Work order: Check every line of the entries below for the word "name", then give only the number of lines that have it.

Top of Provided data

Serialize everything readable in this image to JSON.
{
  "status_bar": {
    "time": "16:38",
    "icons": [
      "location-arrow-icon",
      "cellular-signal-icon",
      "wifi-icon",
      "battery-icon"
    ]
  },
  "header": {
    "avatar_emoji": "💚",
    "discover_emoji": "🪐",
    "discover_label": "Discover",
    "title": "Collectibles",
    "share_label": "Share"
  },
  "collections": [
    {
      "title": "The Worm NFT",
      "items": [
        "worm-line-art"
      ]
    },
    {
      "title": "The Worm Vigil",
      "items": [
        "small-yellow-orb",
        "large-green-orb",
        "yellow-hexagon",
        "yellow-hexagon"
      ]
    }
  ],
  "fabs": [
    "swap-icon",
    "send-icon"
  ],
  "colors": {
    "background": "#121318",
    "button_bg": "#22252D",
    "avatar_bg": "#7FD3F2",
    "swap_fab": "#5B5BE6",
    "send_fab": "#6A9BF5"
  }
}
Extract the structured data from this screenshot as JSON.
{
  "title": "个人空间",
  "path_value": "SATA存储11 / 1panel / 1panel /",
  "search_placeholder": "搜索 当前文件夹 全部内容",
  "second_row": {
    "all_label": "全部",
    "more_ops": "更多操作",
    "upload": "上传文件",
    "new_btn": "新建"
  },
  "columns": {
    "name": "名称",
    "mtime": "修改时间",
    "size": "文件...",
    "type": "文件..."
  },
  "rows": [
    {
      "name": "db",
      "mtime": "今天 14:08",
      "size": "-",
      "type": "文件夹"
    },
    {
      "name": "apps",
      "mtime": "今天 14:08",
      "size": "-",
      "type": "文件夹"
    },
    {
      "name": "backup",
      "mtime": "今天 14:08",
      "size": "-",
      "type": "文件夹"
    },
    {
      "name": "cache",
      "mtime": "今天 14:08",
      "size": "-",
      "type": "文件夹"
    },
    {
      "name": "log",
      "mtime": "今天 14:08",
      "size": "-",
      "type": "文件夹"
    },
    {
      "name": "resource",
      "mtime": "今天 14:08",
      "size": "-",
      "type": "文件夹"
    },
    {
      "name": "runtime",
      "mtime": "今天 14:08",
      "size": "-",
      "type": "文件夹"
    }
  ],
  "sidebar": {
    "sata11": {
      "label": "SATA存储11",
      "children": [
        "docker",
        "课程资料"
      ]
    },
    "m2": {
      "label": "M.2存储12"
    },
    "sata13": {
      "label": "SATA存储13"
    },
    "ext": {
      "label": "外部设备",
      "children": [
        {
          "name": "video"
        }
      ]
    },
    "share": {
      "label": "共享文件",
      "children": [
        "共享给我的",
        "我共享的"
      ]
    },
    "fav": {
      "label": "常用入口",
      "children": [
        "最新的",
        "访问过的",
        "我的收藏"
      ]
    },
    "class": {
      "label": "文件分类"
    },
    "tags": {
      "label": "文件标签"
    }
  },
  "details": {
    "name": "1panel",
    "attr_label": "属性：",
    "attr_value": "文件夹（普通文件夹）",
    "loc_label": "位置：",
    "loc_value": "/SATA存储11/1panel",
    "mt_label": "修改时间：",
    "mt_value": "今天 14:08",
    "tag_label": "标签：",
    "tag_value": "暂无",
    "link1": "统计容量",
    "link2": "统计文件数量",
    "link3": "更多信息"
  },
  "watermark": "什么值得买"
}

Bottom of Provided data

Response: 10